• Instructions to follow: Collect all lines containing the word "true" from the data.

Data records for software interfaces
⟨

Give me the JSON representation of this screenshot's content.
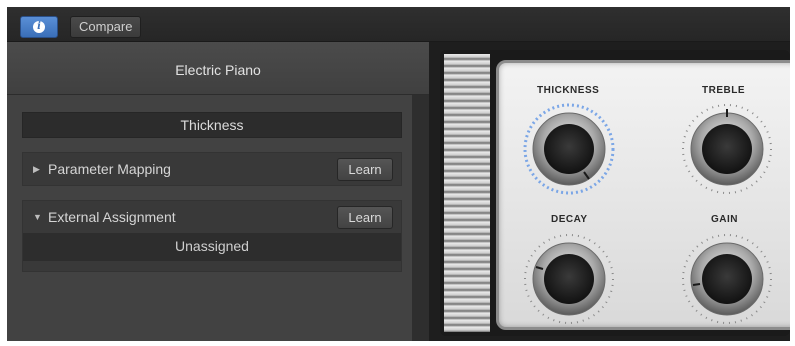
{
  "toolbar": {
    "info_icon": "info-icon",
    "info_glyph": "i",
    "compare_label": "Compare"
  },
  "panel": {
    "title": "Electric Piano",
    "parameter_name": "Thickness",
    "parameter_mapping": {
      "label": "Parameter Mapping",
      "learn_label": "Learn",
      "expanded": false
    },
    "external_assignment": {
      "label": "External Assignment",
      "learn_label": "Learn",
      "expanded": true,
      "value": "Unassigned"
    }
  },
  "plugin": {
    "knobs": [
      {
        "id": "thickness",
        "label": "THICKNESS",
        "highlighted": true
      },
      {
        "id": "treble",
        "label": "TREBLE",
        "highlighted": false
      },
      {
        "id": "decay",
        "label": "DECAY",
        "highlighted": false
      },
      {
        "id": "gain",
        "label": "GAIN",
        "highlighted": false
      }
    ]
  },
  "colors": {
    "accent": "#3a6fb8",
    "highlight_ring": "#6f9fe6"
  }
}
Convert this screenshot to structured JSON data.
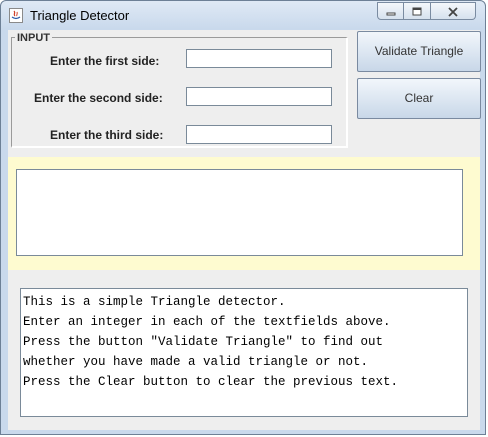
{
  "window": {
    "title": "Triangle Detector",
    "controls": [
      "minimize-icon",
      "maximize-icon",
      "close-icon"
    ]
  },
  "input_panel": {
    "legend": "INPUT",
    "fields": [
      {
        "label": "Enter the first side:",
        "value": ""
      },
      {
        "label": "Enter the second side:",
        "value": ""
      },
      {
        "label": "Enter the third side:",
        "value": ""
      }
    ]
  },
  "buttons": {
    "validate": "Validate Triangle",
    "clear": "Clear"
  },
  "result": {
    "text": ""
  },
  "info": {
    "lines": [
      "This is a simple Triangle detector.",
      "Enter an integer in each of the textfields above.",
      "Press the button \"Validate Triangle\" to find out",
      "whether you have made a valid triangle or not.",
      "Press the Clear button to clear the previous text."
    ]
  },
  "colors": {
    "result_panel_bg": "#fefbd0",
    "window_frame": "#c9d9ec"
  }
}
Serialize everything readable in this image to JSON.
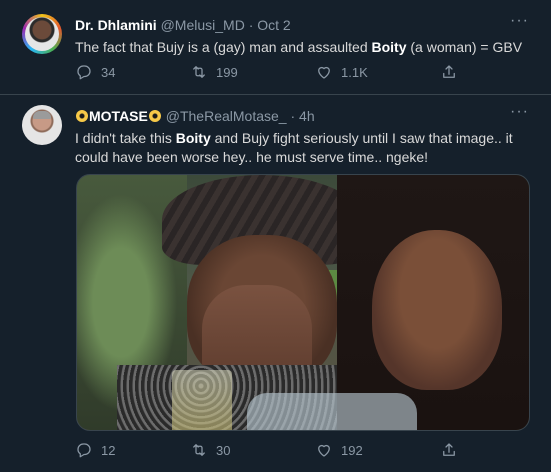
{
  "tweets": [
    {
      "display_name": "Dr. Dhlamini",
      "handle": "@Melusi_MD",
      "separator": "·",
      "time": "Oct 2",
      "more_label": "···",
      "text_1": "The fact that Bujy is a (gay) man and assaulted ",
      "text_bold_1": "Boity",
      "text_2": " (a woman) = GBV",
      "replies": "34",
      "retweets": "199",
      "likes": "1.1K"
    },
    {
      "display_name": "MOTASE",
      "handle": "@TheRealMotase_",
      "separator": "·",
      "time": "4h",
      "more_label": "···",
      "text_1": "I didn't take this ",
      "text_bold_1": "Boity",
      "text_2": " and Bujy fight seriously until I saw that image.. it could have been worse hey.. he must serve time.. ngeke!",
      "replies": "12",
      "retweets": "30",
      "likes": "192"
    }
  ],
  "icons": [
    "reply-icon",
    "retweet-icon",
    "like-icon",
    "share-icon",
    "more-icon",
    "sun-emoji-icon"
  ]
}
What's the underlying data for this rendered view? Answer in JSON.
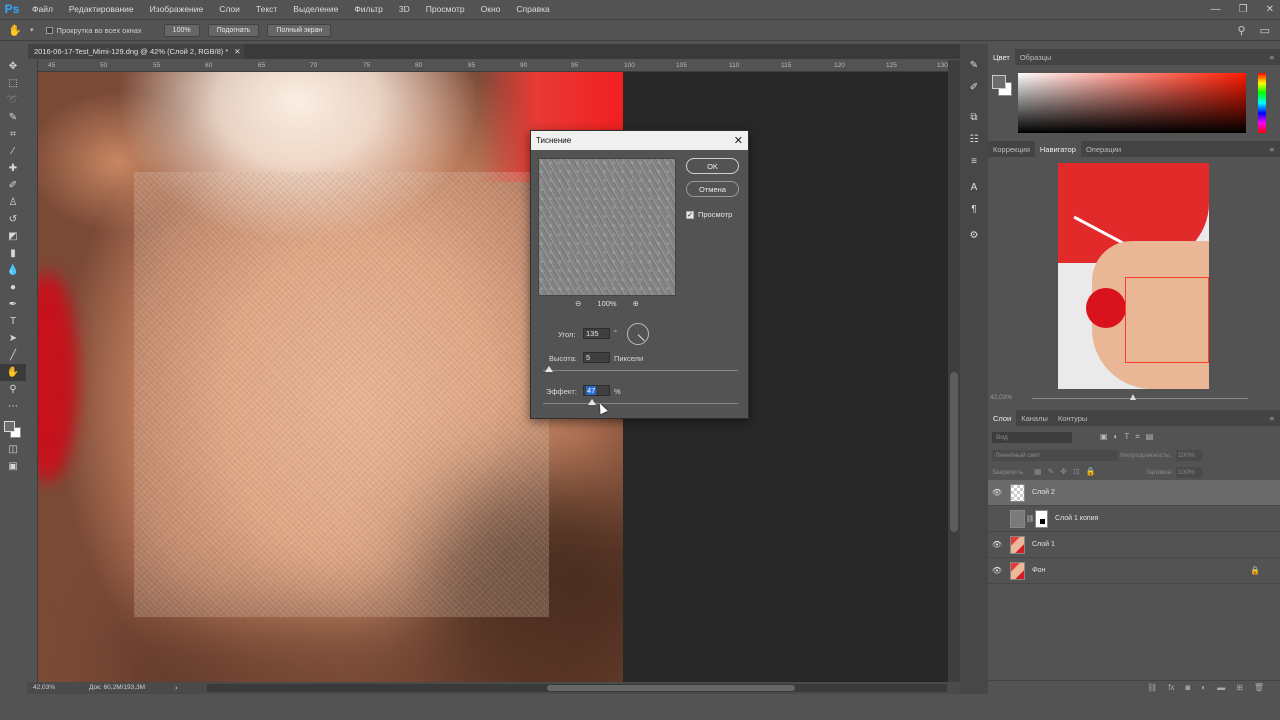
{
  "menu": {
    "logo": "Ps",
    "items": [
      "Файл",
      "Редактирование",
      "Изображение",
      "Слои",
      "Текст",
      "Выделение",
      "Фильтр",
      "3D",
      "Просмотр",
      "Окно",
      "Справка"
    ],
    "window_controls": [
      "—",
      "❐",
      "✕"
    ]
  },
  "options": {
    "scroll_all_label": "Прокрутка во всех окнах",
    "zoom_100": "100%",
    "fit_label": "Подогнать",
    "fullscreen_label": "Полный экран"
  },
  "document": {
    "tab_title": "2016-06-17-Test_Mimi-129.dng @ 42% (Слой 2, RGB/8) *",
    "ruler_ticks": [
      "45",
      "50",
      "55",
      "60",
      "65",
      "70",
      "75",
      "80",
      "85",
      "90",
      "95",
      "100",
      "105",
      "110",
      "115",
      "120",
      "125",
      "130"
    ]
  },
  "status": {
    "zoom": "42,03%",
    "doc_size": "Док: 60,2M/193,3M",
    "arrow": "›"
  },
  "dialog": {
    "title": "Тиснение",
    "close": "✕",
    "preview_zoom": "100%",
    "zoom_out_icon": "⊖",
    "zoom_in_icon": "⊕",
    "ok_label": "OK",
    "cancel_label": "Отмена",
    "preview_label": "Просмотр",
    "preview_checked": true,
    "angle_label": "Угол:",
    "angle_value": "135",
    "angle_unit": "°",
    "height_label": "Высота:",
    "height_value": "5",
    "height_unit": "Пиксели",
    "effect_label": "Эффект:",
    "effect_value": "47",
    "effect_unit": "%"
  },
  "panels": {
    "color_tabs": [
      "Цвет",
      "Образцы"
    ],
    "nav_tabs": [
      "Коррекция",
      "Навигатор",
      "Операции"
    ],
    "nav_zoom": "42,03%",
    "layers_tabs": [
      "Слои",
      "Каналы",
      "Контуры"
    ],
    "kind_placeholder": "Вид",
    "blend_mode": "Линейный свет",
    "opacity_label": "Непрозрачность:",
    "opacity_value": "100%",
    "lock_label": "Закрепить:",
    "fill_label": "Заливка:",
    "fill_value": "100%",
    "layers": [
      {
        "name": "Слой 2",
        "visible": true,
        "selected": true
      },
      {
        "name": "Слой 1 копия",
        "visible": false,
        "selected": false
      },
      {
        "name": "Слой 1",
        "visible": true,
        "selected": false
      },
      {
        "name": "Фон",
        "visible": true,
        "selected": false,
        "locked": true
      }
    ]
  }
}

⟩

• Answer to the exercise:
      "expanded": true,
        "highlighted": true
    "preview_checked": true,
        "visible": true,
        "selected": true
        "visible": true,
        "visible": true,
        "locked": true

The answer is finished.